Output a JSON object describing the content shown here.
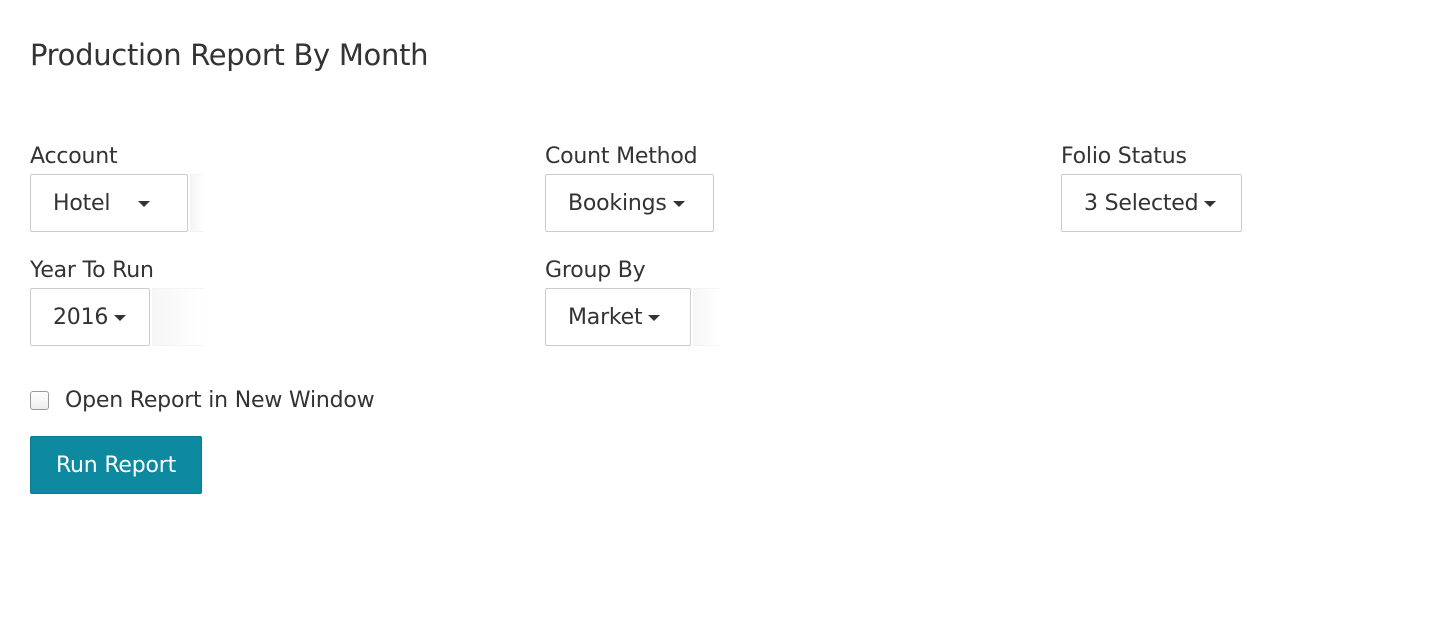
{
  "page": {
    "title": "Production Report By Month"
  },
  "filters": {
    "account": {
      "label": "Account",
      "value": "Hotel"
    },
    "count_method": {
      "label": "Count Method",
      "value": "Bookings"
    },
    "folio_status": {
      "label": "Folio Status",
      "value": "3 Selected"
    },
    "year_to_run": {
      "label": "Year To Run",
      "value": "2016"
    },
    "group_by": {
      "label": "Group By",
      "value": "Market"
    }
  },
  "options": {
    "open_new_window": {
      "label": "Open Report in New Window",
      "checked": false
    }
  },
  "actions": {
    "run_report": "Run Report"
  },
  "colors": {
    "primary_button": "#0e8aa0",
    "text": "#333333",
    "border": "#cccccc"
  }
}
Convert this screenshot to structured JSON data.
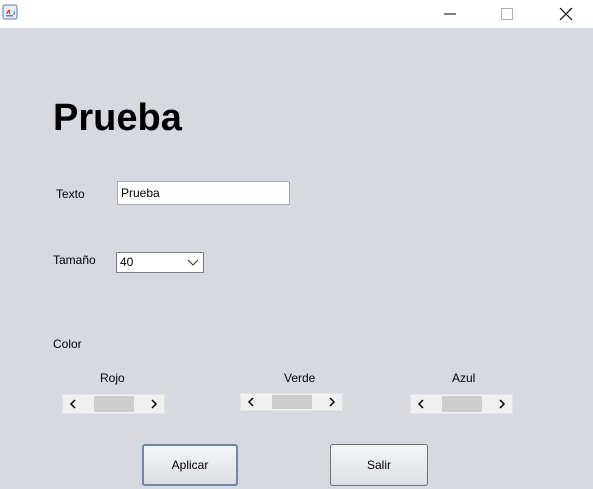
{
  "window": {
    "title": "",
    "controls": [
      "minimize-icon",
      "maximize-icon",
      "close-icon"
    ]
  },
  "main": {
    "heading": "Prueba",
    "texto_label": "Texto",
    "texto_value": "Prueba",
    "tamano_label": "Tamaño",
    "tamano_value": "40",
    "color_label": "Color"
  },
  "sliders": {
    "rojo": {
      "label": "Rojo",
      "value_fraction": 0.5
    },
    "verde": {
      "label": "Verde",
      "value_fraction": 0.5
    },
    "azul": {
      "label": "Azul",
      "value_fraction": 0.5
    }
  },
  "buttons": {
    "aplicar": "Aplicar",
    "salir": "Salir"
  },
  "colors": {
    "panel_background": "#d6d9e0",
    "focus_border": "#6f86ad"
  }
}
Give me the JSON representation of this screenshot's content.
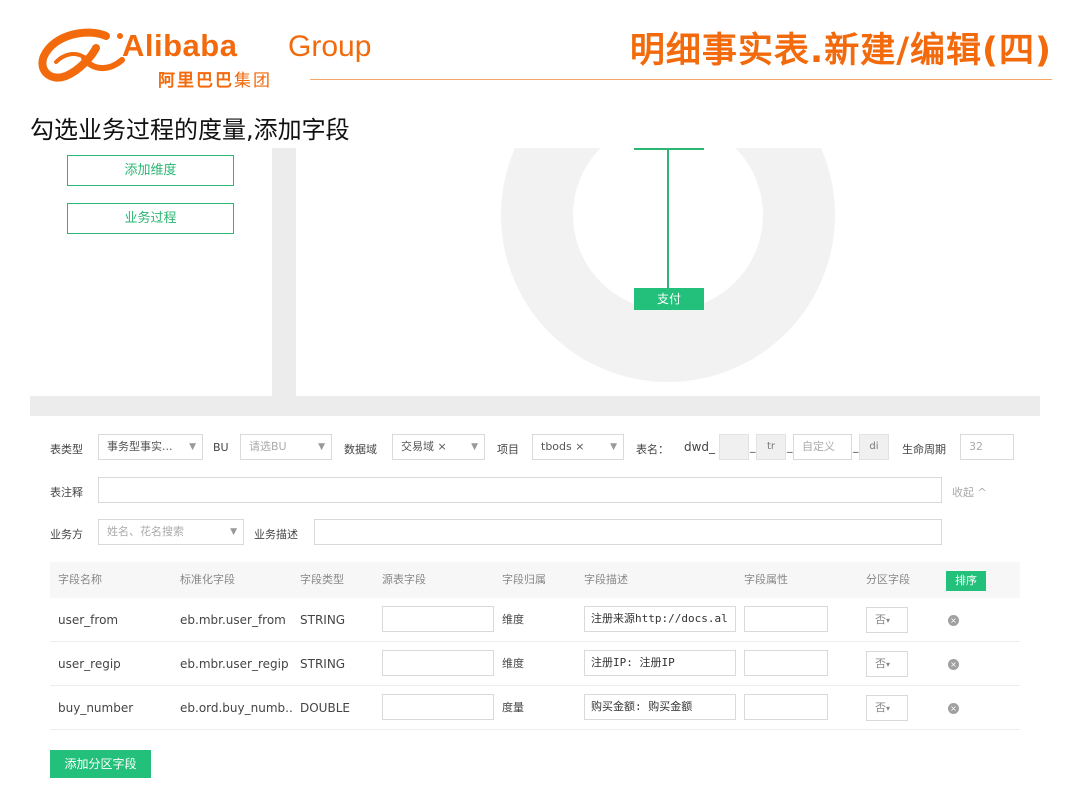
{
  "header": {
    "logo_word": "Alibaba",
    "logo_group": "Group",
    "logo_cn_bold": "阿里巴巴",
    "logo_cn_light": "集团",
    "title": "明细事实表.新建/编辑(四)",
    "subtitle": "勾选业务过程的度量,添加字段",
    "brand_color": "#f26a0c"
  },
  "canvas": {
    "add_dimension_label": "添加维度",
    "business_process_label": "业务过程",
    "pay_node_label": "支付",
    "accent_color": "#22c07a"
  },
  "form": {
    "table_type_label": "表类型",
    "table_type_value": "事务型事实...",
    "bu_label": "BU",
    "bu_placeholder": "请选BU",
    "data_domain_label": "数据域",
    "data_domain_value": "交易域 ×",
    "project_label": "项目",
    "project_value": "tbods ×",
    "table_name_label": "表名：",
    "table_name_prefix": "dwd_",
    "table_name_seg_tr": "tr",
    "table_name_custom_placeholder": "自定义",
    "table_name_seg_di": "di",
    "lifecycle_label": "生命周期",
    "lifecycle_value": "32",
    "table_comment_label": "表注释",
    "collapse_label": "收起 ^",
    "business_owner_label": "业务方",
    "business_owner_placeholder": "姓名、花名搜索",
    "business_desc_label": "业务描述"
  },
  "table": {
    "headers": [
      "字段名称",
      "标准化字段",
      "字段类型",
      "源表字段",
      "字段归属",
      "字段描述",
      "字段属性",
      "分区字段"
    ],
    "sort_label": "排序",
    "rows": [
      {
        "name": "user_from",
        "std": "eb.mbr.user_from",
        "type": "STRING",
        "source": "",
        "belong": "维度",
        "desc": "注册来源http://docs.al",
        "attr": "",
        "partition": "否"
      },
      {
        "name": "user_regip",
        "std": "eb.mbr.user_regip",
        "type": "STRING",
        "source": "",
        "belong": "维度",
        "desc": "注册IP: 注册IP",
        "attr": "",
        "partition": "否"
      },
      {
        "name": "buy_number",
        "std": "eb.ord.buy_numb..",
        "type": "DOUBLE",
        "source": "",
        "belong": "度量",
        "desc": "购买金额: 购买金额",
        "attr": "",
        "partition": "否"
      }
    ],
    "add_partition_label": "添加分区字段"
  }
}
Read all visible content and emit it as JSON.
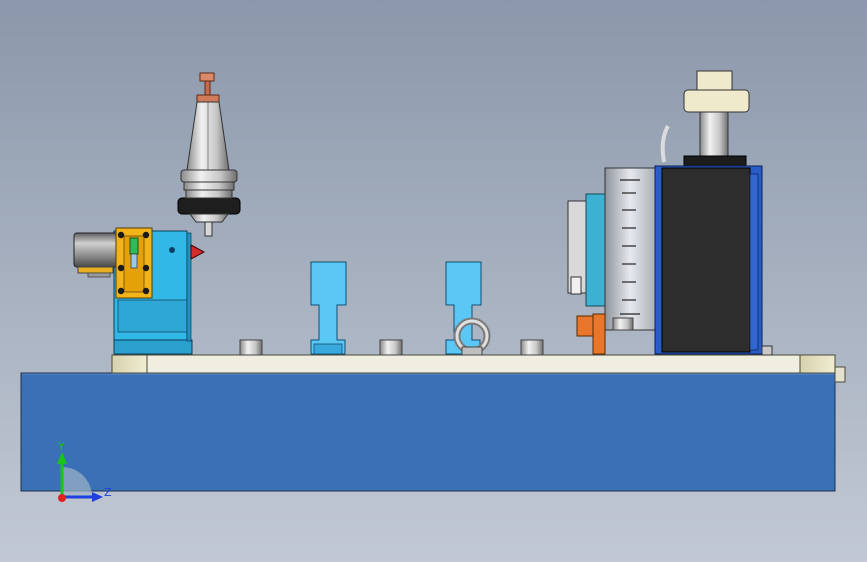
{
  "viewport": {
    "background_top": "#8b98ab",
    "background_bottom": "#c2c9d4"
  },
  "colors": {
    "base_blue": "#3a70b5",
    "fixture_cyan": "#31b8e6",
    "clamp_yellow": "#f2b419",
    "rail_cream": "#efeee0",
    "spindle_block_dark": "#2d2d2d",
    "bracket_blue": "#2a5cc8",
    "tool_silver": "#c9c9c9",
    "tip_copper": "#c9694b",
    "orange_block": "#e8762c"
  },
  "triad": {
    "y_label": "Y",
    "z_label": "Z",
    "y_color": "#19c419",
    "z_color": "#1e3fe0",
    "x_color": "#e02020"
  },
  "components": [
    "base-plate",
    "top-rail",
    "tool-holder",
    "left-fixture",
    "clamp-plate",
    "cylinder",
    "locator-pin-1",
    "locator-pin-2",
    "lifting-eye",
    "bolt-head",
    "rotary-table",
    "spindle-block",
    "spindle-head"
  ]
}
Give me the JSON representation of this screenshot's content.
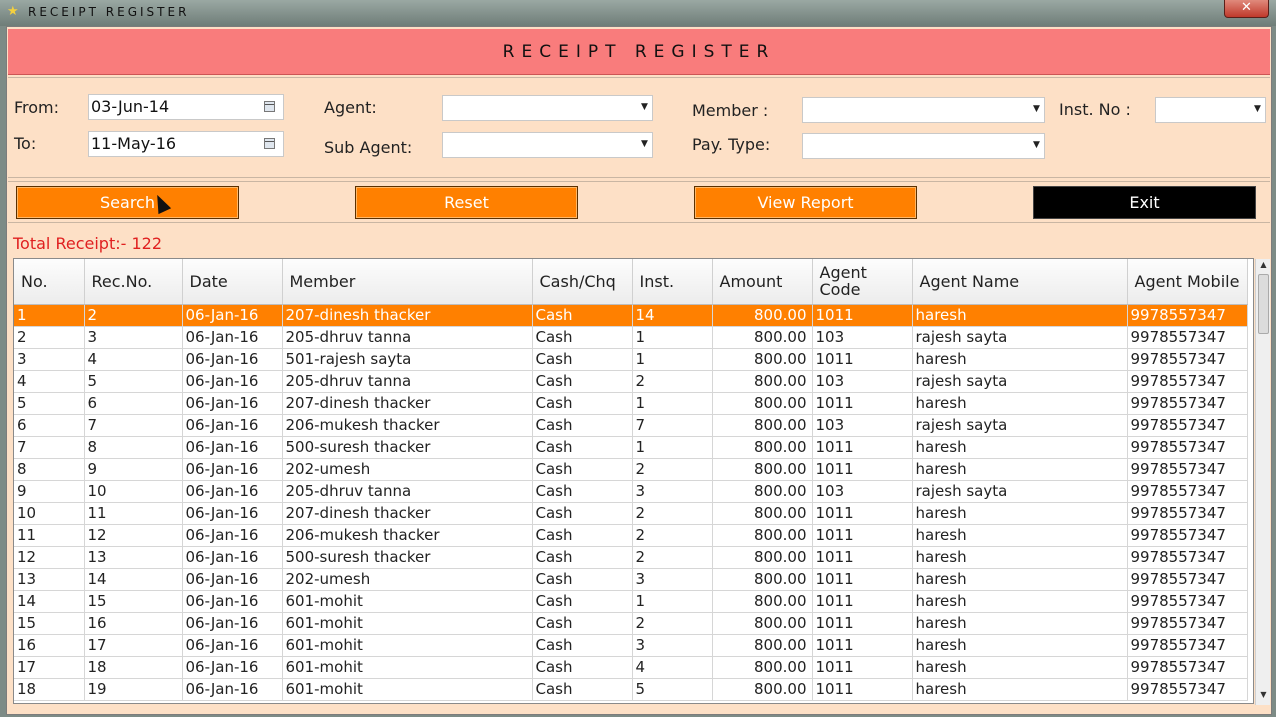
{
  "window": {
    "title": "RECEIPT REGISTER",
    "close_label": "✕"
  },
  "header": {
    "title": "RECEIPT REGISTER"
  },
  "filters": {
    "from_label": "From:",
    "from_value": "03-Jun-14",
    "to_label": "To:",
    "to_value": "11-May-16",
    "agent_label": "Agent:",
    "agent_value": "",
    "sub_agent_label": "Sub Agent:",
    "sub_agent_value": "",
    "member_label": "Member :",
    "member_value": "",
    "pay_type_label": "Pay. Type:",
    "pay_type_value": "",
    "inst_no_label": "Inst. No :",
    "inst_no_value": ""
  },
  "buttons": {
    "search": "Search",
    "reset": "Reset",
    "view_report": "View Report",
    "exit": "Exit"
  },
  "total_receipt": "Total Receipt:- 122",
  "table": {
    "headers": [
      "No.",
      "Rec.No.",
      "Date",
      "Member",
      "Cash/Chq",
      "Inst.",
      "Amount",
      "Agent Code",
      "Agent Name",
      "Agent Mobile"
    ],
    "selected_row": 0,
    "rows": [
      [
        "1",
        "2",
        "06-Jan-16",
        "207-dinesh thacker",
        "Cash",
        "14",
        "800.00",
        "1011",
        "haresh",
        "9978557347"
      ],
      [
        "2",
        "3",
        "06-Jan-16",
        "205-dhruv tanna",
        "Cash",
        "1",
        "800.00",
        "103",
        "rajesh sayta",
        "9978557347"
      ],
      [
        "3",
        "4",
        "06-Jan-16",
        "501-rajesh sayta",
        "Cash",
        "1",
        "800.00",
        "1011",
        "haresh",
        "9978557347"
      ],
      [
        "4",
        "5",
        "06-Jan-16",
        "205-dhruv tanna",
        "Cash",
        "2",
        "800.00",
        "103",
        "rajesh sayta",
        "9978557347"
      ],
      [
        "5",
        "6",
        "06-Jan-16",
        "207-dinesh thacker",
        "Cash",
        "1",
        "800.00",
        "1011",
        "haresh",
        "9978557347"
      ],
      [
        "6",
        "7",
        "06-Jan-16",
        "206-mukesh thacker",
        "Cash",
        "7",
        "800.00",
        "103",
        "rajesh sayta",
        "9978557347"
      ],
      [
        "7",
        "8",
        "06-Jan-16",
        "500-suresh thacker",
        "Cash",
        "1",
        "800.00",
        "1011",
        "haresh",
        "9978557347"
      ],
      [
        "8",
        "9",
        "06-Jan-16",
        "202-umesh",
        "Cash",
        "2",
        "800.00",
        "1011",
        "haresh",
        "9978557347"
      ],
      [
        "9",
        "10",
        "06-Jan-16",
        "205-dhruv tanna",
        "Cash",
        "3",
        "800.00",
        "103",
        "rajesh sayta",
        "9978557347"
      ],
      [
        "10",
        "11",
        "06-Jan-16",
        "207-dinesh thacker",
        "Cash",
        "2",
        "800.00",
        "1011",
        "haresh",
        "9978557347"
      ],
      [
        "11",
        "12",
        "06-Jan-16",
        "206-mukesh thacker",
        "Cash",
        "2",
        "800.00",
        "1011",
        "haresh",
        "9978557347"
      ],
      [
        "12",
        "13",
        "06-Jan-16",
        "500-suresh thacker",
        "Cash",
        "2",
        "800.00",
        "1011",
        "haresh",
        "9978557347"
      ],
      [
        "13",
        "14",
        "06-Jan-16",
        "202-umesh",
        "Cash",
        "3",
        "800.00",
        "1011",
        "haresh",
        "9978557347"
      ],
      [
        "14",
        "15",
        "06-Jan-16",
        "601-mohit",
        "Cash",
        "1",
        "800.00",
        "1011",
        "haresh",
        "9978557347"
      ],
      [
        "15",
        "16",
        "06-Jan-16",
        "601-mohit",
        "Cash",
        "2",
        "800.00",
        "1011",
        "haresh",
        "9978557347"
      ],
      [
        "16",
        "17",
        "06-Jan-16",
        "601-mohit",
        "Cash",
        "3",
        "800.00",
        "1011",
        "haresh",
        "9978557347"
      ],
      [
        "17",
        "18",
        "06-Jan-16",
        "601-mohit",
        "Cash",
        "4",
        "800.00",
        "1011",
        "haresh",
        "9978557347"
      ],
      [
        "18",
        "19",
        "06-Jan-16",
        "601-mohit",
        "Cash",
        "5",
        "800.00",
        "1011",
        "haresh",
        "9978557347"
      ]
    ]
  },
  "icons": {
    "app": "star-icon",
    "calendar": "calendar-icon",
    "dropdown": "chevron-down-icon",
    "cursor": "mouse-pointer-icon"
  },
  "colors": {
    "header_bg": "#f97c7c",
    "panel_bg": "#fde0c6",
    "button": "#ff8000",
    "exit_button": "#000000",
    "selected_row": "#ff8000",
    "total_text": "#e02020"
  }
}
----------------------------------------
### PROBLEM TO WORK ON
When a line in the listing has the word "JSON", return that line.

### FINAL ANSWER
Output a JSON object describing the content shown here.
Convert this screenshot to structured JSON data.
Give me the JSON representation of this screenshot's content.
Read all visible content and emit it as JSON.
Give me the JSON representation of this screenshot's content.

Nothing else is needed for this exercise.